===== Supplied material =====

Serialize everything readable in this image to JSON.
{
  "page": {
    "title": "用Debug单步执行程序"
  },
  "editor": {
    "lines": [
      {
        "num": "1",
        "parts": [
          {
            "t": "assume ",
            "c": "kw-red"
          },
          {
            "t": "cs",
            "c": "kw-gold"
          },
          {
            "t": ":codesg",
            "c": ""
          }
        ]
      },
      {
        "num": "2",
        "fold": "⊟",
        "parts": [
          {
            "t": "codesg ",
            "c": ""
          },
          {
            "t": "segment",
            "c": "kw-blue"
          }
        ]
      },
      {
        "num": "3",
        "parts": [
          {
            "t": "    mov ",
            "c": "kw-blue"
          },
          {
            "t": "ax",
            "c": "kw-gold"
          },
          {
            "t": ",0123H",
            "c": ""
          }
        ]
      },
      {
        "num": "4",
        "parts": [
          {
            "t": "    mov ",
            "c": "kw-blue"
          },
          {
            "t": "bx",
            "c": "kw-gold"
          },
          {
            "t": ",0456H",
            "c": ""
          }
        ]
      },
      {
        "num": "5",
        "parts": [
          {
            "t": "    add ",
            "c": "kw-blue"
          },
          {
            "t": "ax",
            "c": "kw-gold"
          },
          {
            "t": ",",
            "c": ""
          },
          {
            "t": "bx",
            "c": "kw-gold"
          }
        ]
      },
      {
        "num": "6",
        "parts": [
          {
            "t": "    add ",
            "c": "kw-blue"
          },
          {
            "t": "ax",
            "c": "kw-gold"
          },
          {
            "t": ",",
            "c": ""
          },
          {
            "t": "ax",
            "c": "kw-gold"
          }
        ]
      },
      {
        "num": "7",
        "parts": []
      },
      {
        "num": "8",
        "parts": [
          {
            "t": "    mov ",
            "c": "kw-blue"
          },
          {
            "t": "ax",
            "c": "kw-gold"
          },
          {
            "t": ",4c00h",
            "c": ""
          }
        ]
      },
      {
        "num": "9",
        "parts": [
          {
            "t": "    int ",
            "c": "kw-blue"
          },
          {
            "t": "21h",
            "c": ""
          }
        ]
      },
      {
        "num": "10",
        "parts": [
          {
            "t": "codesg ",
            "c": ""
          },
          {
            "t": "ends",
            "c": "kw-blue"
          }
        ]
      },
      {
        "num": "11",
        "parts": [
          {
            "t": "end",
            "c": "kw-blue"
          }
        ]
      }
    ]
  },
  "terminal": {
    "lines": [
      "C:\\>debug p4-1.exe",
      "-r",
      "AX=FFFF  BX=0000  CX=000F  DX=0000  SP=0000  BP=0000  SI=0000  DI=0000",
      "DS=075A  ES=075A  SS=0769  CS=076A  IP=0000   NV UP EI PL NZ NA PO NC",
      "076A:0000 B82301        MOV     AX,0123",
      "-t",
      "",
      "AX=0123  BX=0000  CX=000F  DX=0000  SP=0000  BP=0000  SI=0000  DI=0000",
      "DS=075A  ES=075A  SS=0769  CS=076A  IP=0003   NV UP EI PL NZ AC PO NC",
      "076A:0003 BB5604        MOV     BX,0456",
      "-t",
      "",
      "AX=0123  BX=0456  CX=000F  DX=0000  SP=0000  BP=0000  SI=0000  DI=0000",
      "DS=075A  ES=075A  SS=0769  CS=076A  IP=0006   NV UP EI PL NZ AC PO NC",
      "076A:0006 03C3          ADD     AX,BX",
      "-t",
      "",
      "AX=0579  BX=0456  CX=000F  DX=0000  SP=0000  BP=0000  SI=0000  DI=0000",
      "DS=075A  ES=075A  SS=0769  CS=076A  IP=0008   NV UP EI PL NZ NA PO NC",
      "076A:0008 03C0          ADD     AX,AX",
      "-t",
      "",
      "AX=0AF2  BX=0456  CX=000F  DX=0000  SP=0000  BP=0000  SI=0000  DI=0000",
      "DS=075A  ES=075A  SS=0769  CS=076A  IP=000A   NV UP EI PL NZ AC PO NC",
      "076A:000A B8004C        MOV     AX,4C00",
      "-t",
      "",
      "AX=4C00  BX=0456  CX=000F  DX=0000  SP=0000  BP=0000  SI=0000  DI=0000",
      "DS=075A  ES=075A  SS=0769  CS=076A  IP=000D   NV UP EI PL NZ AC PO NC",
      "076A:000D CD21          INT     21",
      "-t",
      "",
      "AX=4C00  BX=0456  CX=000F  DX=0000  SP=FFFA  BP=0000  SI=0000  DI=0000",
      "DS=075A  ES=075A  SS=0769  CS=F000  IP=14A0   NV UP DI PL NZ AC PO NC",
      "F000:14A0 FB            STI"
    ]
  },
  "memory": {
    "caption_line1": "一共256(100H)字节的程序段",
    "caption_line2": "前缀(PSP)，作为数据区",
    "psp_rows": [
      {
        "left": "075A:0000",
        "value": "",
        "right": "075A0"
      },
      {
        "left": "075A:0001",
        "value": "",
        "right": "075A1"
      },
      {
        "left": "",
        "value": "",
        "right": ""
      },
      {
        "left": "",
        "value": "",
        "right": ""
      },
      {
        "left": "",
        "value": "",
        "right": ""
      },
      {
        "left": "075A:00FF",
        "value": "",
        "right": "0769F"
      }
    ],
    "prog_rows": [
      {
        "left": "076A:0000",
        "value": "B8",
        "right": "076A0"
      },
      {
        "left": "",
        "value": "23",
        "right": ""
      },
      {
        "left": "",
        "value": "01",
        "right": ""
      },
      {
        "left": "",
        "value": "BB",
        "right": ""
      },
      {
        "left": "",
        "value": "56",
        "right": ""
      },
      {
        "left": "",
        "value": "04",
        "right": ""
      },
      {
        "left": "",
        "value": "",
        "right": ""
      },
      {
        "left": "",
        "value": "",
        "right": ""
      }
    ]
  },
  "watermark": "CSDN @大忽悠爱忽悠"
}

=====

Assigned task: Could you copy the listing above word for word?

Completed task:
Serialize everything readable in this image to JSON.
{
  "page": {
    "title": "用Debug单步执行程序"
  },
  "editor": {
    "lines": [
      {
        "num": "1",
        "parts": [
          {
            "t": "assume ",
            "c": "kw-red"
          },
          {
            "t": "cs",
            "c": "kw-gold"
          },
          {
            "t": ":codesg",
            "c": ""
          }
        ]
      },
      {
        "num": "2",
        "fold": "⊟",
        "parts": [
          {
            "t": "codesg ",
            "c": ""
          },
          {
            "t": "segment",
            "c": "kw-blue"
          }
        ]
      },
      {
        "num": "3",
        "parts": [
          {
            "t": "    mov ",
            "c": "kw-blue"
          },
          {
            "t": "ax",
            "c": "kw-gold"
          },
          {
            "t": ",0123H",
            "c": ""
          }
        ]
      },
      {
        "num": "4",
        "parts": [
          {
            "t": "    mov ",
            "c": "kw-blue"
          },
          {
            "t": "bx",
            "c": "kw-gold"
          },
          {
            "t": ",0456H",
            "c": ""
          }
        ]
      },
      {
        "num": "5",
        "parts": [
          {
            "t": "    add ",
            "c": "kw-blue"
          },
          {
            "t": "ax",
            "c": "kw-gold"
          },
          {
            "t": ",",
            "c": ""
          },
          {
            "t": "bx",
            "c": "kw-gold"
          }
        ]
      },
      {
        "num": "6",
        "parts": [
          {
            "t": "    add ",
            "c": "kw-blue"
          },
          {
            "t": "ax",
            "c": "kw-gold"
          },
          {
            "t": ",",
            "c": ""
          },
          {
            "t": "ax",
            "c": "kw-gold"
          }
        ]
      },
      {
        "num": "7",
        "parts": []
      },
      {
        "num": "8",
        "parts": [
          {
            "t": "    mov ",
            "c": "kw-blue"
          },
          {
            "t": "ax",
            "c": "kw-gold"
          },
          {
            "t": ",4c00h",
            "c": ""
          }
        ]
      },
      {
        "num": "9",
        "parts": [
          {
            "t": "    int ",
            "c": "kw-blue"
          },
          {
            "t": "21h",
            "c": ""
          }
        ]
      },
      {
        "num": "10",
        "parts": [
          {
            "t": "codesg ",
            "c": ""
          },
          {
            "t": "ends",
            "c": "kw-blue"
          }
        ]
      },
      {
        "num": "11",
        "parts": [
          {
            "t": "end",
            "c": "kw-blue"
          }
        ]
      }
    ]
  },
  "terminal": {
    "lines": [
      "C:\\>debug p4-1.exe",
      "-r",
      "AX=FFFF  BX=0000  CX=000F  DX=0000  SP=0000  BP=0000  SI=0000  DI=0000",
      "DS=075A  ES=075A  SS=0769  CS=076A  IP=0000   NV UP EI PL NZ NA PO NC",
      "076A:0000 B82301        MOV     AX,0123",
      "-t",
      "",
      "AX=0123  BX=0000  CX=000F  DX=0000  SP=0000  BP=0000  SI=0000  DI=0000",
      "DS=075A  ES=075A  SS=0769  CS=076A  IP=0003   NV UP EI PL NZ AC PO NC",
      "076A:0003 BB5604        MOV     BX,0456",
      "-t",
      "",
      "AX=0123  BX=0456  CX=000F  DX=0000  SP=0000  BP=0000  SI=0000  DI=0000",
      "DS=075A  ES=075A  SS=0769  CS=076A  IP=0006   NV UP EI PL NZ AC PO NC",
      "076A:0006 03C3          ADD     AX,BX",
      "-t",
      "",
      "AX=0579  BX=0456  CX=000F  DX=0000  SP=0000  BP=0000  SI=0000  DI=0000",
      "DS=075A  ES=075A  SS=0769  CS=076A  IP=0008   NV UP EI PL NZ NA PO NC",
      "076A:0008 03C0          ADD     AX,AX",
      "-t",
      "",
      "AX=0AF2  BX=0456  CX=000F  DX=0000  SP=0000  BP=0000  SI=0000  DI=0000",
      "DS=075A  ES=075A  SS=0769  CS=076A  IP=000A   NV UP EI PL NZ AC PO NC",
      "076A:000A B8004C        MOV     AX,4C00",
      "-t",
      "",
      "AX=4C00  BX=0456  CX=000F  DX=0000  SP=0000  BP=0000  SI=0000  DI=0000",
      "DS=075A  ES=075A  SS=0769  CS=076A  IP=000D   NV UP EI PL NZ AC PO NC",
      "076A:000D CD21          INT     21",
      "-t",
      "",
      "AX=4C00  BX=0456  CX=000F  DX=0000  SP=FFFA  BP=0000  SI=0000  DI=0000",
      "DS=075A  ES=075A  SS=0769  CS=F000  IP=14A0   NV UP DI PL NZ AC PO NC",
      "F000:14A0 FB            STI"
    ]
  },
  "memory": {
    "caption_line1": "一共256(100H)字节的程序段",
    "caption_line2": "前缀(PSP)，作为数据区",
    "psp_rows": [
      {
        "left": "075A:0000",
        "value": "",
        "right": "075A0"
      },
      {
        "left": "075A:0001",
        "value": "",
        "right": "075A1"
      },
      {
        "left": "",
        "value": "",
        "right": ""
      },
      {
        "left": "",
        "value": "",
        "right": ""
      },
      {
        "left": "",
        "value": "",
        "right": ""
      },
      {
        "left": "075A:00FF",
        "value": "",
        "right": "0769F"
      }
    ],
    "prog_rows": [
      {
        "left": "076A:0000",
        "value": "B8",
        "right": "076A0"
      },
      {
        "left": "",
        "value": "23",
        "right": ""
      },
      {
        "left": "",
        "value": "01",
        "right": ""
      },
      {
        "left": "",
        "value": "BB",
        "right": ""
      },
      {
        "left": "",
        "value": "56",
        "right": ""
      },
      {
        "left": "",
        "value": "04",
        "right": ""
      },
      {
        "left": "",
        "value": "",
        "right": ""
      },
      {
        "left": "",
        "value": "",
        "right": ""
      }
    ]
  },
  "watermark": "CSDN @大忽悠爱忽悠"
}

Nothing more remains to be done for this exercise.